Despite a year marred by falling commodity prices, high unemployment, ratings downgrades and a weaker rand, South Africa remains poised to grow at a faster rate than many advanced economies in 2016, outperforming Eurozone States such as France and Italy, publishing, research and consultancy firm the Oxford Business Group predicts.
Noting that the country retained several competitive advantages, such as a large manufacturing base, more than $2.5-trillion worth of metal and mineral deposits and one of the most robust financial sectors in the world, a report by the company added that inflation remained within the South African Reserve Bank’s (SARB’s) target band, at 4.8% in November.
Consumer prices were also up 0.1% month-on-month to their highest level since July.
“The SARB has managed to effectively keep a lid on price rises, despite the steady depreciation of the rand, which hit record lows in mid-December – a reaction in part to the strengthening dollar.
“Growth has, meanwhile, been more modest in recent years owing to external pressures, including declines in commodity prices and global demand, and the continued fallout of the slowing Chinese economy,” it read.
In its effort to encourage growth and help buffer against inflation, the SARB raised interest rates twice last year, lifting its benchmark rate by 25 basis points in July and November.
A similar move – which would bring interest rates to 6.5% – was expected in the first quarter of 2016, likely aimed at countering the effect of the recently announced rate hike by the US Federal Reserve.
Oxford noted that, while there were a number of bright spots in the economy, some sectors faced a more difficult outlook over the next 12 months.
Segments of the manufacturing sector, which accounted for around 13% of the country’s gross domestic product (GDP), were expected to post stronger performance in 2016.
The automotive industry, which was the largest contributor to manufacturing output, had proven particularly resilient to external headwinds, generating some R115.7-billion in export earnings in 2014.
The industry, which accounted for two-thirds of total African production, was also set to benefit from R6.9-billion worth of investments made by original-equipment manufacturers in 2014.
Moreover, exports, in particular, were set to increase in the coming year, made more competitive by the weaker rand.
According to estimates from the National Association of Automobile Manufacturers of South Africa provided towards the end of last year, the country was on track to export a record 325 000 units by the end of 2015.
“Agriculture, however, is poised for a more difficult year, as the country suffers its worst drought in 30 years. Low levels of rainfall caused by the El Niño weather pattern have seen harvests of key crops such as maize plummet by roughly one-third.
“As a result, South Africa – typically a net exporter of maize – has been forced to import almost one-million tons to cover supply shortages.
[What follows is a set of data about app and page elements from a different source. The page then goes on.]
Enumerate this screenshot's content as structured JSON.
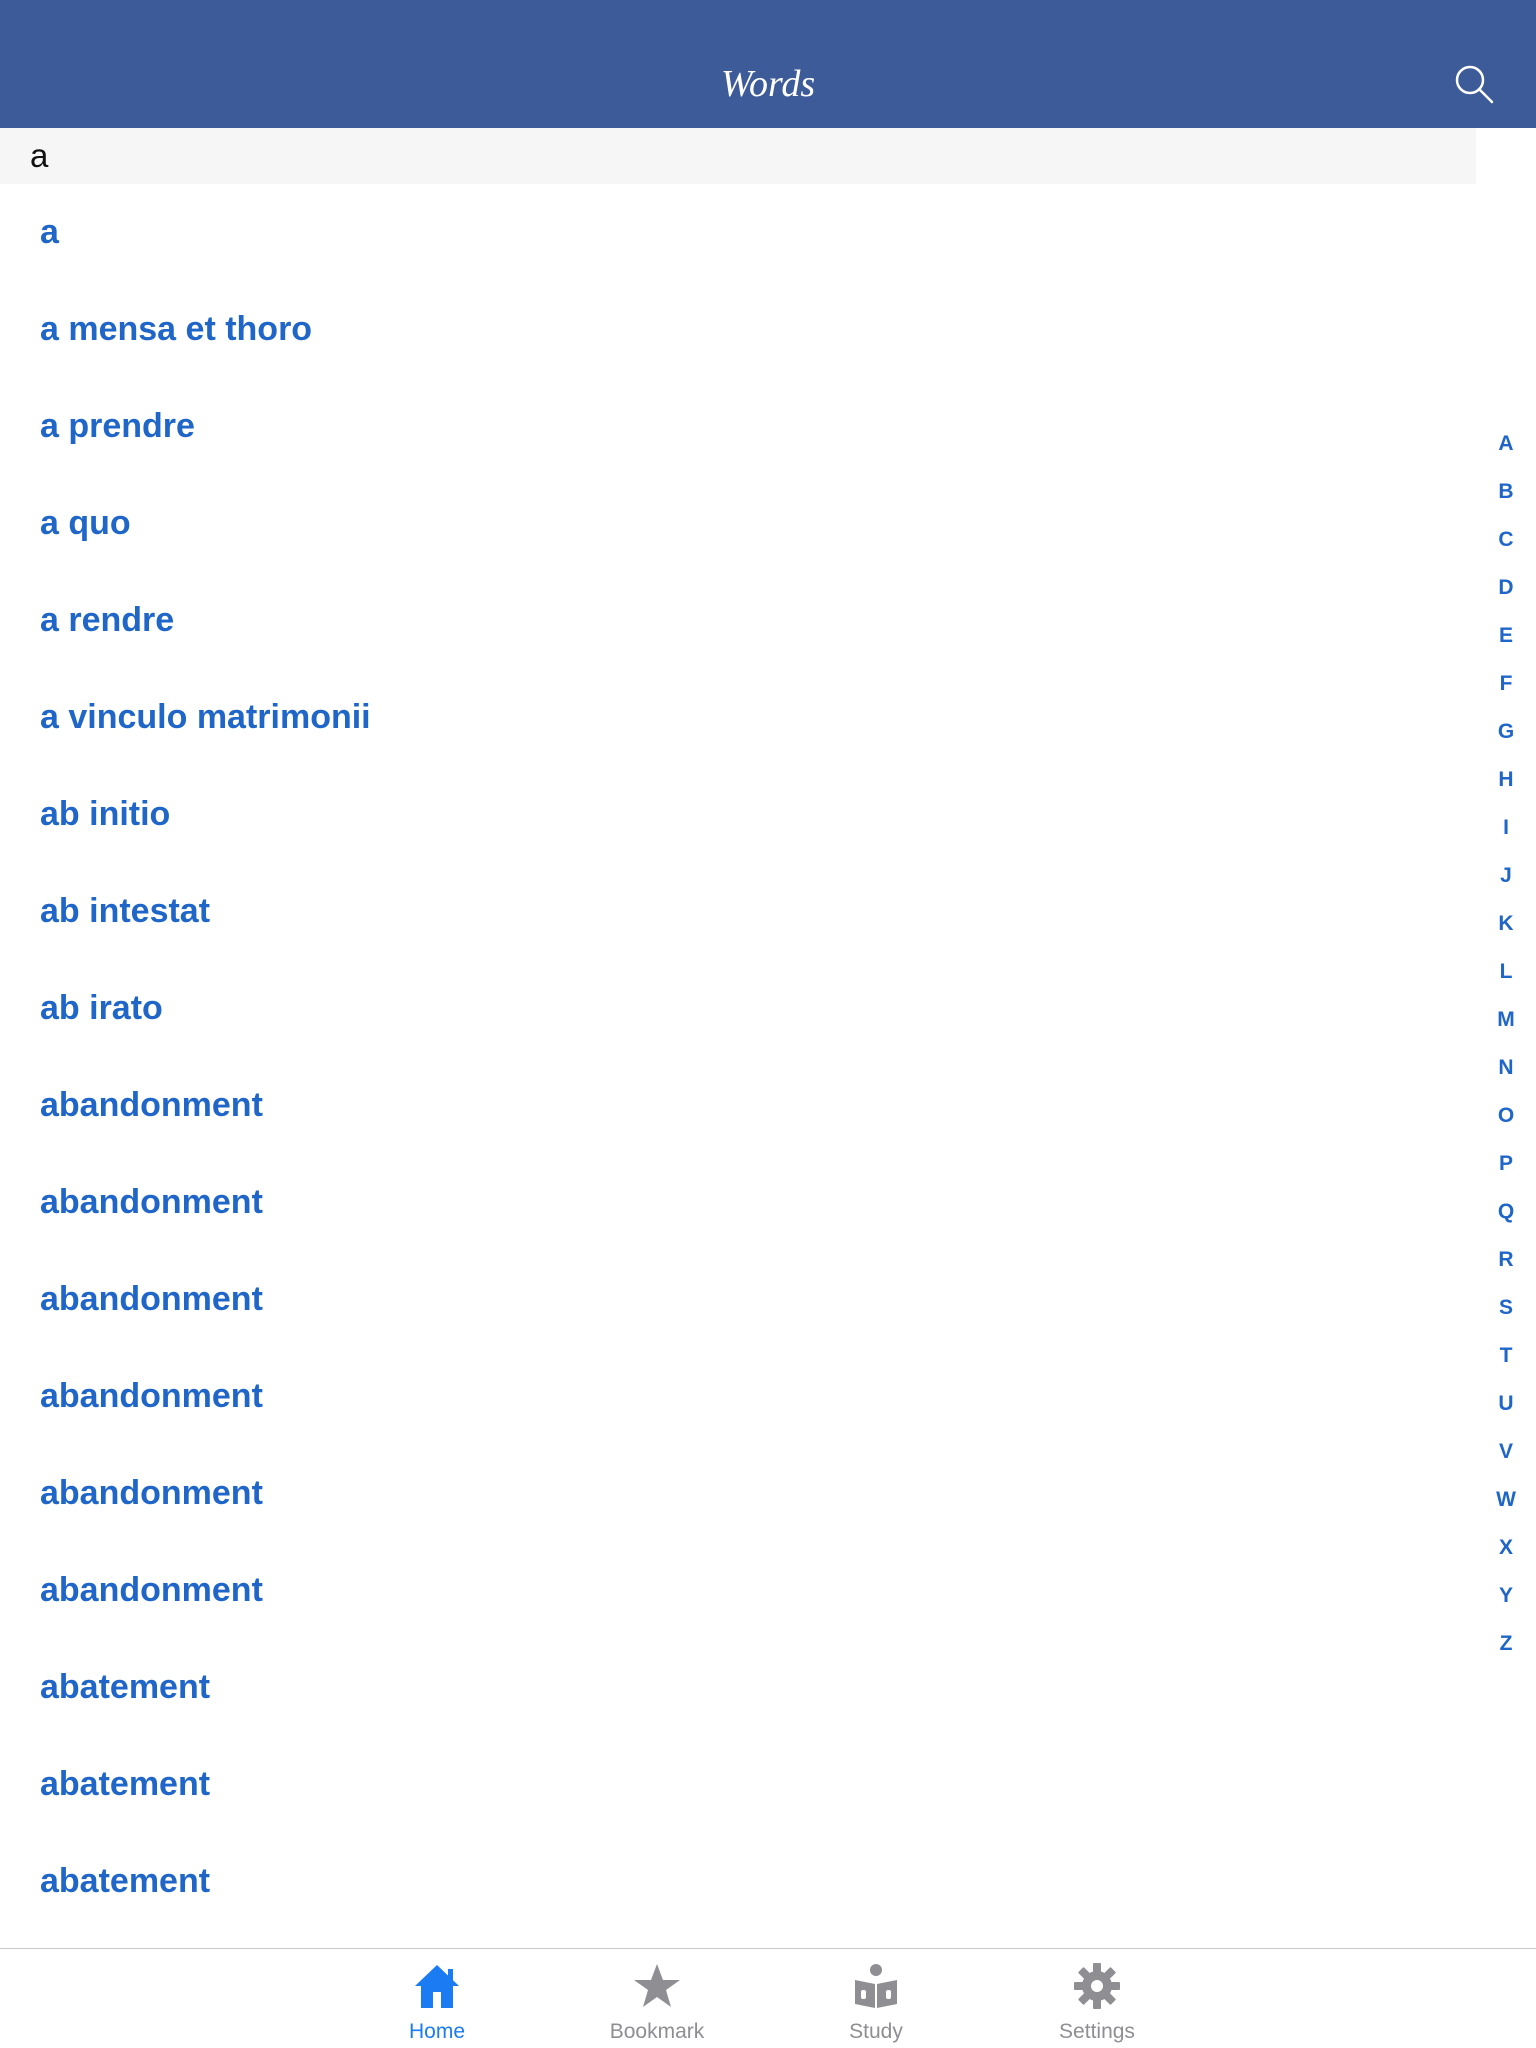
{
  "navbar": {
    "title": "Words",
    "search_icon": "search-icon"
  },
  "section": {
    "header": "a"
  },
  "words": [
    "a",
    "a mensa et thoro",
    "a prendre",
    "a quo",
    "a rendre",
    "a vinculo matrimonii",
    "ab initio",
    "ab intestat",
    "ab irato",
    "abandonment",
    "abandonment",
    "abandonment",
    "abandonment",
    "abandonment",
    "abandonment",
    "abatement",
    "abatement",
    "abatement"
  ],
  "index_letters": [
    "A",
    "B",
    "C",
    "D",
    "E",
    "F",
    "G",
    "H",
    "I",
    "J",
    "K",
    "L",
    "M",
    "N",
    "O",
    "P",
    "Q",
    "R",
    "S",
    "T",
    "U",
    "V",
    "W",
    "X",
    "Y",
    "Z"
  ],
  "tabs": [
    {
      "label": "Home",
      "icon": "home-icon",
      "active": true
    },
    {
      "label": "Bookmark",
      "icon": "star-icon",
      "active": false
    },
    {
      "label": "Study",
      "icon": "study-icon",
      "active": false
    },
    {
      "label": "Settings",
      "icon": "gear-icon",
      "active": false
    }
  ],
  "colors": {
    "nav_background": "#3d5b99",
    "link_blue": "#1f66c8",
    "tab_active": "#1a7bf2",
    "tab_inactive": "#8e8e93"
  }
}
This season’s harvest is expected to fall from a record high of 14.25-million tons in 2014/15 to 9.94-million in 2015/16,” said the group.
South Africa’s mining sector also faced an uphill battle in 2015, with prices for key commodities down and production stymied by labour strikes and power shortages.
Oxford remained nonetheless optimistic that some of these issues could be resolved in the coming years.
The energy sector, for example, was expected to receive a sizeable boost, as a host of new renewable-energy projects came online.